Other key returnees include Luke Boyd, Daniel Caruso and Ryan Leckich. All three have quality experience with Boyd tallying a 2.14 ERA in 33.2 innings last season, Caruso making 25 appearances with a 1.67 ERA in 37.2 innings and Leckich making 29 appearances with a 2.30 ERA in 43 innings.
The bullpen will be a strength for this team, but it will be up to Winston and Dickens to lead the way and take some pressure off the unit. Winston could be the X-factor after the fall he had down in Waco.
As mentioned earlier, the Bears have a laundry list of players they must replace this spring, including Langeliers, Cunningham and Wendzel. But the departures don’t stop there. They also must replace Josh Bissonette and Cole Haring. Haring quietly put together an outstanding 2019 campaign with 12 home runs and 44 RBIs.
The most important position player outside of Nick Loftin might just be veteran catcher Andy Thomas. Thomas hit .355 with four home runs and 32 RBIs last season. But without Langeliers, it will be his ability to defend that could very well define Baylor’s season. The good news? Rodriguez thinks he’s a star back there.
“We’ve got Andy Thomas back, and I think he’s going to do a great job,” he said. “I still believe he’s one of the better hitters and catchers around, and we’ll see if he shows that this spring.”
In the outfield, look for the trio to consist of Mack Mueller, Jared McKenzie and Davion Downey from left to right. Hunter Seay is another potential option.
Mueller is an interesting prospect for the Bears. He only had 56 at bats with a .286 average and two home runs last season, but Rodriguez says he has “freak show” power and could surprise some people this spring. McKenzie is a talented freshman who was one of BU’s top hitters this past fall, and Downey is an established prospect who has big-time potential in terms of hitting for average and power.

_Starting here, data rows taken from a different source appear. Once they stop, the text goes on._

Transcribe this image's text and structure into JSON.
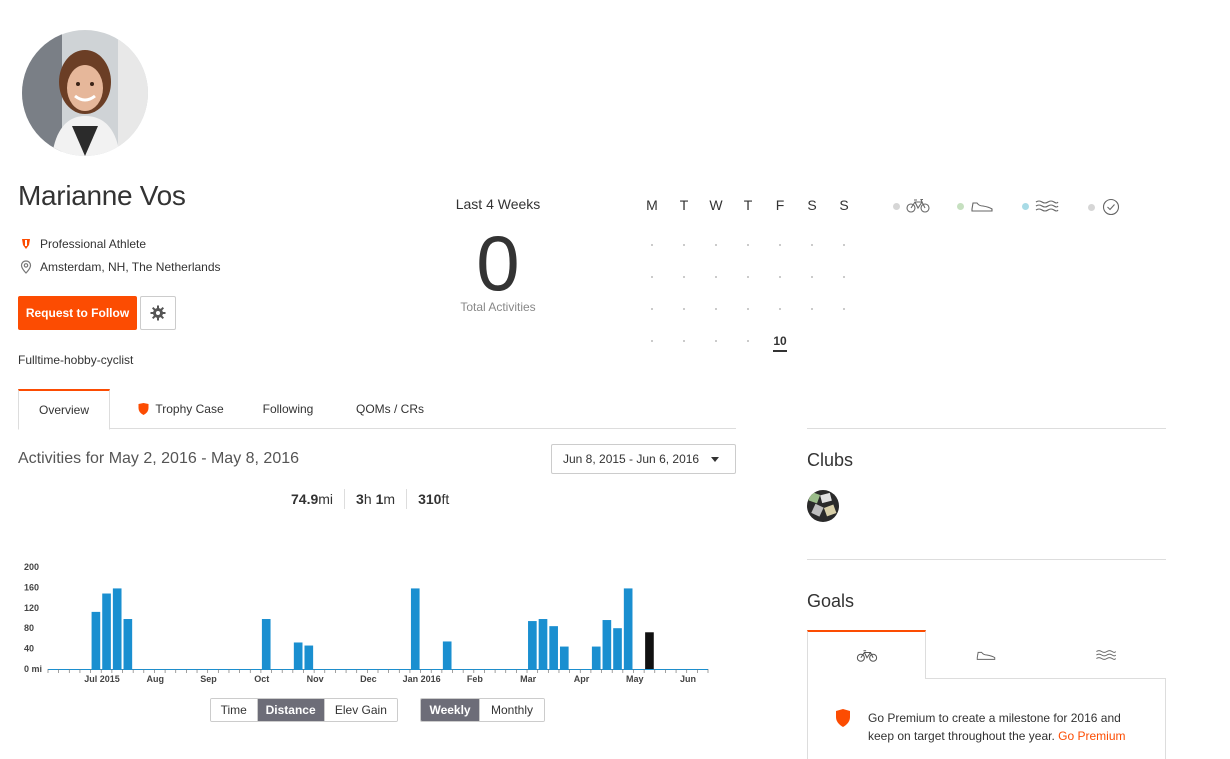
{
  "profile": {
    "name": "Marianne Vos",
    "badge": "Professional Athlete",
    "location": "Amsterdam, NH, The Netherlands",
    "follow_label": "Request to Follow",
    "bio": "Fulltime-hobby-cyclist"
  },
  "last_weeks": {
    "title": "Last 4 Weeks",
    "count": "0",
    "label": "Total Activities"
  },
  "calendar": {
    "days": [
      "M",
      "T",
      "W",
      "T",
      "F",
      "S",
      "S"
    ],
    "today": "10"
  },
  "legend": [
    "bike-icon",
    "run-shoe-icon",
    "swim-icon",
    "other-activity-icon"
  ],
  "legend_colors": [
    "#d6d6d6",
    "#c6e0c0",
    "#a8dbe6",
    "#d6d6d6"
  ],
  "tabs": [
    "Overview",
    "Trophy Case",
    "Following",
    "QOMs / CRs"
  ],
  "activities": {
    "title": "Activities for May 2, 2016 - May 8, 2016",
    "range": "Jun 8, 2015 - Jun 6, 2016",
    "distance_value": "74.9",
    "distance_unit": "mi",
    "time_h": "3",
    "time_h_unit": "h",
    "time_m": "1",
    "time_m_unit": "m",
    "elev_value": "310",
    "elev_unit": "ft"
  },
  "chart_data": {
    "type": "bar",
    "yticks": [
      "200",
      "160",
      "120",
      "80",
      "40",
      "0 mi"
    ],
    "ylim": [
      0,
      200
    ],
    "xticks": [
      "Jul 2015",
      "Aug",
      "Sep",
      "Oct",
      "Nov",
      "Dec",
      "Jan 2016",
      "Feb",
      "Mar",
      "Apr",
      "May",
      "Jun"
    ],
    "values": [
      0,
      0,
      0,
      0,
      112,
      148,
      158,
      98,
      0,
      0,
      0,
      0,
      0,
      0,
      0,
      0,
      0,
      0,
      0,
      0,
      98,
      0,
      0,
      52,
      46,
      0,
      0,
      0,
      0,
      0,
      0,
      0,
      0,
      0,
      158,
      0,
      0,
      54,
      0,
      0,
      0,
      0,
      0,
      0,
      0,
      94,
      98,
      84,
      44,
      0,
      0,
      44,
      96,
      80,
      158,
      0,
      72,
      0,
      0,
      0,
      0,
      0
    ],
    "highlight_index": 56,
    "bar_color": "#1a8fd0",
    "highlight_color": "#111111"
  },
  "chart_toggles": {
    "metrics": [
      "Time",
      "Distance",
      "Elev Gain"
    ],
    "active_metric": "Distance",
    "periods": [
      "Weekly",
      "Monthly"
    ],
    "active_period": "Weekly"
  },
  "sidebar": {
    "clubs_title": "Clubs",
    "goals_title": "Goals",
    "premium_text": "Go Premium to create a milestone for 2016 and keep on target throughout the year.",
    "premium_link": "Go Premium"
  },
  "brand_color": "#fc4c02"
}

“It’s time for Davion to step up and become that guy that we know he can be,” he said. “He’s had some help around him in the past, and it’s time for him to take the lead from an offensive standpoint.
“McKenzie has a chance to be really, really good. He was one of the better hitters for us this fall, and also was very good defensively,” he continued. “He can really run, and he covers a lot of ground. It doesn’t look necessarily fast, but he has long strides and can cover a lot of ground.
“As for Seay, he really stepped up offensively this past fall,” he continued. “He changed his swing a little bit and looked much more comfortable. We’ve manipulated a few things with his swing and are hoping he’ll have one of those fantastic senior years. I think he can hit for some power for us, too.”
With Wendzel gone at the hot corner, the third base position should be hotly contested leading up to Opening Day. Right now, it looks like freshman Tre Richardson, who graduated early, has the upper hand. Richardson is a terrific athlete who can play anywhere in the infield. Should he not win the third base job, he could shift and play somewhere else, outside of shortstop with Loftin there.
The other option at third is Ricky Martinez, who hit .238 in limited action last season. Martinez showed improvements this past fall, while Kyle Nevin is another potential option to watch. Nevin is a little raw at the moment and will need to put on some weight, but Rodriguez said he has a chance to be a big-time contributor in the future.
Chase Wehsener and Ryan Bertelsman are the other two position players to watch. Wehsener was impressive at times last season, hitting .291 with 21 RBIs. Rodriguez said Wehsener continues to make strides from an offensive standpoint this past fall. Bertelsman is a senior who had a strong offensive fall for the Bears. He’s yet another experienced player who could have one highly productive final hurrah.
There’s no doubt the Bears have question marks from an offensive standpoint. But there’s plenty of leadership and experience to mitigate those departures.
To what extent? We’ll soon know.